- Records for processing:
※ ※ ※

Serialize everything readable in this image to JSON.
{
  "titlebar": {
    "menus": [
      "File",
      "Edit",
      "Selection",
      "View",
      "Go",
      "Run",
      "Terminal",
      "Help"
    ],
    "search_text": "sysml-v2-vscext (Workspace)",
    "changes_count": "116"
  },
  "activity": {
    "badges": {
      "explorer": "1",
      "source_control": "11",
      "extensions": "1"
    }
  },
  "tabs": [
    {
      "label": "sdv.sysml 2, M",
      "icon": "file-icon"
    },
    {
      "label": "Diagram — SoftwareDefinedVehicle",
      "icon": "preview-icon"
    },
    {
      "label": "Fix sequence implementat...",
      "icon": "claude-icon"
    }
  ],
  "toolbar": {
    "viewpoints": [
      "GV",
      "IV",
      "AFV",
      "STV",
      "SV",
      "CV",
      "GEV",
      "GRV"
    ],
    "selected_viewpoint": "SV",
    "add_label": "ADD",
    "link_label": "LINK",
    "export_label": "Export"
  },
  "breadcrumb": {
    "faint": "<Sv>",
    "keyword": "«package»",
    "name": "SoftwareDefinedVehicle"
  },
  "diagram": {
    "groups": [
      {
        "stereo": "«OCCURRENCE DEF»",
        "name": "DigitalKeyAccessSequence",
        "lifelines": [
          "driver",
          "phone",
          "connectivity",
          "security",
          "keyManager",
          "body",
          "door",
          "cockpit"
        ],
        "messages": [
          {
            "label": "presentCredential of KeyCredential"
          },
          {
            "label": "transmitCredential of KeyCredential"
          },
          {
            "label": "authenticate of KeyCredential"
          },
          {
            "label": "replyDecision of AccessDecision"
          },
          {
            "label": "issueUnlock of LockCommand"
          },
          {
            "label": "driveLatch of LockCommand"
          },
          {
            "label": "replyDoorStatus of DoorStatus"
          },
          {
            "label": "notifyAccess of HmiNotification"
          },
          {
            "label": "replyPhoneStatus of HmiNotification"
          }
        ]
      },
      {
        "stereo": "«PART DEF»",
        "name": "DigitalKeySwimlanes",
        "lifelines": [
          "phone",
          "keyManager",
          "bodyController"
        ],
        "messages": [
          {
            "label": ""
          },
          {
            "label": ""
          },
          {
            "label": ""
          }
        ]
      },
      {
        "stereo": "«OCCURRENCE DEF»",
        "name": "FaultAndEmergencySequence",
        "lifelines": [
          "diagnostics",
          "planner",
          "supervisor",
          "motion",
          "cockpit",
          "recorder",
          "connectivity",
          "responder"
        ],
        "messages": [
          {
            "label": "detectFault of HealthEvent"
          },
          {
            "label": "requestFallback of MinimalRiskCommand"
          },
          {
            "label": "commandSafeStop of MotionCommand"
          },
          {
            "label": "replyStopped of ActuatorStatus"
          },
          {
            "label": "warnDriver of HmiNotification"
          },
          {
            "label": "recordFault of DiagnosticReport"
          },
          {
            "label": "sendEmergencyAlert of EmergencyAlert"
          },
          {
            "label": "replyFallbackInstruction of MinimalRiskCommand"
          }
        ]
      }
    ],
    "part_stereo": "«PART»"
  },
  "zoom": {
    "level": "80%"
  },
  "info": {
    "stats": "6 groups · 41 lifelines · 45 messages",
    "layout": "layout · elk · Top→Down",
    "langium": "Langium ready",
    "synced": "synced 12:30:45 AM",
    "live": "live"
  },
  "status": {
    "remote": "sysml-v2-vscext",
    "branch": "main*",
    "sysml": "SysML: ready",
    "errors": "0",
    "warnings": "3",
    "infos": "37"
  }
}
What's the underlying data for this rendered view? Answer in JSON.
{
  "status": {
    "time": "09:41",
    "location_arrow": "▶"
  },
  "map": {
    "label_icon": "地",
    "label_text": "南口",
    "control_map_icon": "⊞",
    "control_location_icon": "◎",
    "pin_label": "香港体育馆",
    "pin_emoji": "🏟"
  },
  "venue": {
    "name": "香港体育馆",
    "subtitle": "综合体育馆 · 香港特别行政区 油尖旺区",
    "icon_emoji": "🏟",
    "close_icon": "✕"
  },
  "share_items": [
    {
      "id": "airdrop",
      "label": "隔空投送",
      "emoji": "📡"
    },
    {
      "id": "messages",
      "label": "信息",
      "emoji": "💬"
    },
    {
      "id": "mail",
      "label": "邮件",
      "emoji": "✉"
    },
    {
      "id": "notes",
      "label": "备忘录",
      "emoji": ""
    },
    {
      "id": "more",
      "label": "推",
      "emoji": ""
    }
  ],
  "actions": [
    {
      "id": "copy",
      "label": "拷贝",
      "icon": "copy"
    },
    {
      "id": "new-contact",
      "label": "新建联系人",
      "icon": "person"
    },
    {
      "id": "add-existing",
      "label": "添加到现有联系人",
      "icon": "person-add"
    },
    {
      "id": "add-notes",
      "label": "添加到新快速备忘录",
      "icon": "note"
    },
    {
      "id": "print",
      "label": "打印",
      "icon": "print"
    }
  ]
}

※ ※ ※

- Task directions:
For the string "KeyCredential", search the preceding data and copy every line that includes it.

- Solution to this task:
            "label": "presentCredential of KeyCredential"
            "label": "transmitCredential of KeyCredential"
            "label": "authenticate of KeyCredential"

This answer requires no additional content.